This week’s schedule and forecast

(All times Eastern)

Saturday, Oct. 8

Forecast: Partly cloudy with a high of 66 degrees. No chance of rain during the Xfinity race.

  • 10 – 10:30 a.m. — Xfinity practice (NBC Sports App)
  • 10:30 – 11:30 a.m. — Xfinity qualifying (NBC Sports App)
  • 12 – 1 p.m. — Cup practice (NBC Sports App, USA Network coverage begins at 12:30 p.m.)
  • 1 – 2 p.m. — Cup qualifying (USA Network, NBC Sports App)
  • 3 p.m. — Xfinity race (67 laps, 155.44 miles; NBC, Peacock, Performance Racing Network, SiriusXM NASCAR Radio)

Sunday, Oct. 9

Forecast: Sunny with a high of 64 degrees. No chance of rain during the race.

  • 2 p.m. — Cup race (109 laps, 252.88 miles; NBC, Performance Racing Network, SiriusXM NASCAR Radio)


Hailie Deegan to make Xfinity debut at Las Vegas


Hailie Deegan announced Tuesday that she will make her Xfinity Series debut Oct. 15 Las Vegas Motor Speedway on NBC and Peacock.

The 21-year-old Deegan is in her second full-time season in the Camping World Truck Series. She finished a career-high sixth in that series last weekend at Talladega Superspeedway.

She will drive the No. 07 car for SS Green Light Racing with Jeff Lefcourt.



Alex Bowman to miss Charlotte Roval race


Alex Bowman announced Tuesday night on social media that he will sit out this weekend’s Cup playoff race at the Charlotte Roval.

Bowman said on social media: “I am continuing to make strides in my recovery to make sure I can return to competition at 100%.”

This will be the second consecutive race he will have missed because of concussion-like symptoms after his crash at Texas Motor Speedway.

Noah Gragson will drive the No. 48 car this weekend for Bowman.

“Alex’s health is our first priority,” said Jeff Andrews, president and general manager of Hendrick Motorsports, in a statement. “We’re focused on supporting his recovery and seeing him back in his race car when the time is right. Alex has a long career ahead of him, so we will invest the necessary time and take our guidance from medical experts. We’re putting no pressure on him to return before he’s 100% ready.”
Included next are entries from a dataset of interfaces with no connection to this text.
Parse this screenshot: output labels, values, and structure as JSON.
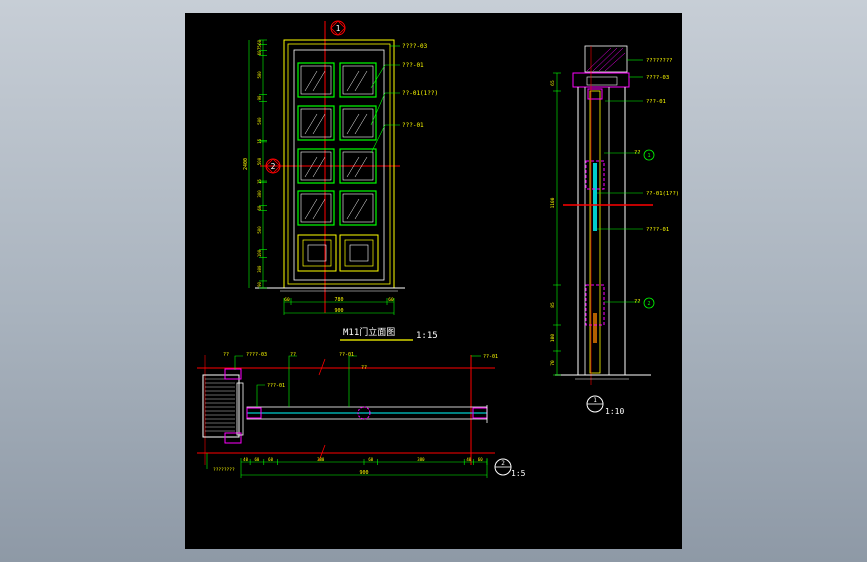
{
  "elevation": {
    "title": "M11门立面图",
    "scale": "1:15",
    "top_marker": "1",
    "side_marker": "2",
    "callouts": [
      "????-03",
      "???-01",
      "??-01(1??)",
      "???-01"
    ],
    "dims_left": [
      "60",
      "75",
      "60",
      "500",
      "90",
      "500",
      "15",
      "500",
      "15",
      "300",
      "60",
      "500",
      "100",
      "300",
      "90"
    ],
    "dim_total_left": "2400",
    "dims_bottom": [
      "60",
      "780",
      "60"
    ],
    "dim_total_bottom": "900"
  },
  "section_v": {
    "marker": "1",
    "scale": "1:10",
    "callouts": [
      "????????",
      "????-03",
      "???-01",
      "??",
      "??-01(1??)",
      "????-01",
      "??"
    ],
    "markers": [
      "1",
      "2"
    ],
    "dims_left": [
      "65",
      "1100",
      "85",
      "100",
      "70"
    ]
  },
  "section_h": {
    "marker": "2",
    "scale": "1:5",
    "callouts": [
      "??",
      "????-03",
      "??",
      "??-01",
      "??",
      "??-01",
      "???-01"
    ],
    "dims_bottom": [
      "40",
      "60",
      "60",
      "380",
      "60",
      "380",
      "40",
      "60"
    ],
    "dim_total": "900",
    "note": "????????"
  },
  "colors": {
    "background": "#000000",
    "frame": "#ffff00",
    "dim": "#00ff00",
    "leader": "#00ff00",
    "glass": "#00ffff",
    "axis": "#ff0000",
    "hardware": "#ff00ff",
    "line": "#ffffff"
  }
}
Bowman will be one of the four drivers eliminated from title contention Sunday.

Also Tuesday, Cody Ware announced that he will sit out this weekend’s Cup race at the Charlotte Roval, as he continues to recover from the ankle injury he suffered at Texas.